WORK INSTRUCTION – Character for character, give back every line below.

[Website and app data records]
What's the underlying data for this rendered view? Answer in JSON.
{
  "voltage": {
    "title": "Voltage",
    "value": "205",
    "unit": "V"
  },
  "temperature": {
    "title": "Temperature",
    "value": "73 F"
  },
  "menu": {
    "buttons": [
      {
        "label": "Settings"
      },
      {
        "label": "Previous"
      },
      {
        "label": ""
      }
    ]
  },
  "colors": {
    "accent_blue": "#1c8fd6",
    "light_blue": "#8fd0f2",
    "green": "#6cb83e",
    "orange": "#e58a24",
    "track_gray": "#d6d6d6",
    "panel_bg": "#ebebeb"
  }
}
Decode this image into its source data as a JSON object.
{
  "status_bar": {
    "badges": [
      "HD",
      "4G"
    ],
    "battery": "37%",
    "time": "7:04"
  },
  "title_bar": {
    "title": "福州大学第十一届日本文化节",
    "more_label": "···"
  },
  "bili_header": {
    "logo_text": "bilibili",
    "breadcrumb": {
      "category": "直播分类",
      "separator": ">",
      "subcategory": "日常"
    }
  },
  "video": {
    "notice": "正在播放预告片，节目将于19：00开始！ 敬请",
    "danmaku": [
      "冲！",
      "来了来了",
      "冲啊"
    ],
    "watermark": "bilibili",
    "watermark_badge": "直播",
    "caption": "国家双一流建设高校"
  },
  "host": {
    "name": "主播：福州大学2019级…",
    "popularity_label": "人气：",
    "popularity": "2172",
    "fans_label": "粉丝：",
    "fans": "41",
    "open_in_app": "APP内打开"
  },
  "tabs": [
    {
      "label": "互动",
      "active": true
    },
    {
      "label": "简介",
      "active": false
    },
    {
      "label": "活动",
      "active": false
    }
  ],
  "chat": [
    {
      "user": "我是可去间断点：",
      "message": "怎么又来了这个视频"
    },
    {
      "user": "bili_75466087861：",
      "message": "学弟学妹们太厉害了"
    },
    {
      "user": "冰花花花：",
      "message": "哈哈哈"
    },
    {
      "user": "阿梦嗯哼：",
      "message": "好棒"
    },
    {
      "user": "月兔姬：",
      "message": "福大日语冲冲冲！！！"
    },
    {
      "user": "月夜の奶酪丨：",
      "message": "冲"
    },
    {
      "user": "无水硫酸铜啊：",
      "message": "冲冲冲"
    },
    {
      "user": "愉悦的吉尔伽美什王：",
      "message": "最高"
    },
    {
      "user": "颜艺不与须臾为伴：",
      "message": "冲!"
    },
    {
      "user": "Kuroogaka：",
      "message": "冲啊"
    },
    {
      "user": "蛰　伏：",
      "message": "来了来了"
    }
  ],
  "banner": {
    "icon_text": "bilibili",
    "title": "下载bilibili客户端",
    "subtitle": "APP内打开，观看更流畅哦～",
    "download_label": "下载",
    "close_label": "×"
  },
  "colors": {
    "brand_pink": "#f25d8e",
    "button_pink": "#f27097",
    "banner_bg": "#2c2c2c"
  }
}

TASK RESULT –
What's the underlying data for this rendered view? Answer in JSON.
{
  "voltage": {
    "title": "Voltage",
    "value": "205",
    "unit": "V"
  },
  "temperature": {
    "title": "Temperature",
    "value": "73 F"
  },
  "menu": {
    "buttons": [
      {
        "label": "Settings"
      },
      {
        "label": "Previous"
      },
      {
        "label": ""
      }
    ]
  },
  "colors": {
    "accent_blue": "#1c8fd6",
    "light_blue": "#8fd0f2",
    "green": "#6cb83e",
    "orange": "#e58a24",
    "track_gray": "#d6d6d6",
    "panel_bg": "#ebebeb"
  }
}
Decode this image into its source data as a JSON object.
{
  "status_bar": {
    "badges": [
      "HD",
      "4G"
    ],
    "battery": "37%",
    "time": "7:04"
  },
  "title_bar": {
    "title": "福州大学第十一届日本文化节",
    "more_label": "···"
  },
  "bili_header": {
    "logo_text": "bilibili",
    "breadcrumb": {
      "category": "直播分类",
      "separator": ">",
      "subcategory": "日常"
    }
  },
  "video": {
    "notice": "正在播放预告片，节目将于19：00开始！ 敬请",
    "danmaku": [
      "冲！",
      "来了来了",
      "冲啊"
    ],
    "watermark": "bilibili",
    "watermark_badge": "直播",
    "caption": "国家双一流建设高校"
  },
  "host": {
    "name": "主播：福州大学2019级…",
    "popularity_label": "人气：",
    "popularity": "2172",
    "fans_label": "粉丝：",
    "fans": "41",
    "open_in_app": "APP内打开"
  },
  "tabs": [
    {
      "label": "互动",
      "active": true
    },
    {
      "label": "简介",
      "active": false
    },
    {
      "label": "活动",
      "active": false
    }
  ],
  "chat": [
    {
      "user": "我是可去间断点：",
      "message": "怎么又来了这个视频"
    },
    {
      "user": "bili_75466087861：",
      "message": "学弟学妹们太厉害了"
    },
    {
      "user": "冰花花花：",
      "message": "哈哈哈"
    },
    {
      "user": "阿梦嗯哼：",
      "message": "好棒"
    },
    {
      "user": "月兔姬：",
      "message": "福大日语冲冲冲！！！"
    },
    {
      "user": "月夜の奶酪丨：",
      "message": "冲"
    },
    {
      "user": "无水硫酸铜啊：",
      "message": "冲冲冲"
    },
    {
      "user": "愉悦的吉尔伽美什王：",
      "message": "最高"
    },
    {
      "user": "颜艺不与须臾为伴：",
      "message": "冲!"
    },
    {
      "user": "Kuroogaka：",
      "message": "冲啊"
    },
    {
      "user": "蛰　伏：",
      "message": "来了来了"
    }
  ],
  "banner": {
    "icon_text": "bilibili",
    "title": "下载bilibili客户端",
    "subtitle": "APP内打开，观看更流畅哦～",
    "download_label": "下载",
    "close_label": "×"
  },
  "colors": {
    "brand_pink": "#f25d8e",
    "button_pink": "#f27097",
    "banner_bg": "#2c2c2c"
  }
}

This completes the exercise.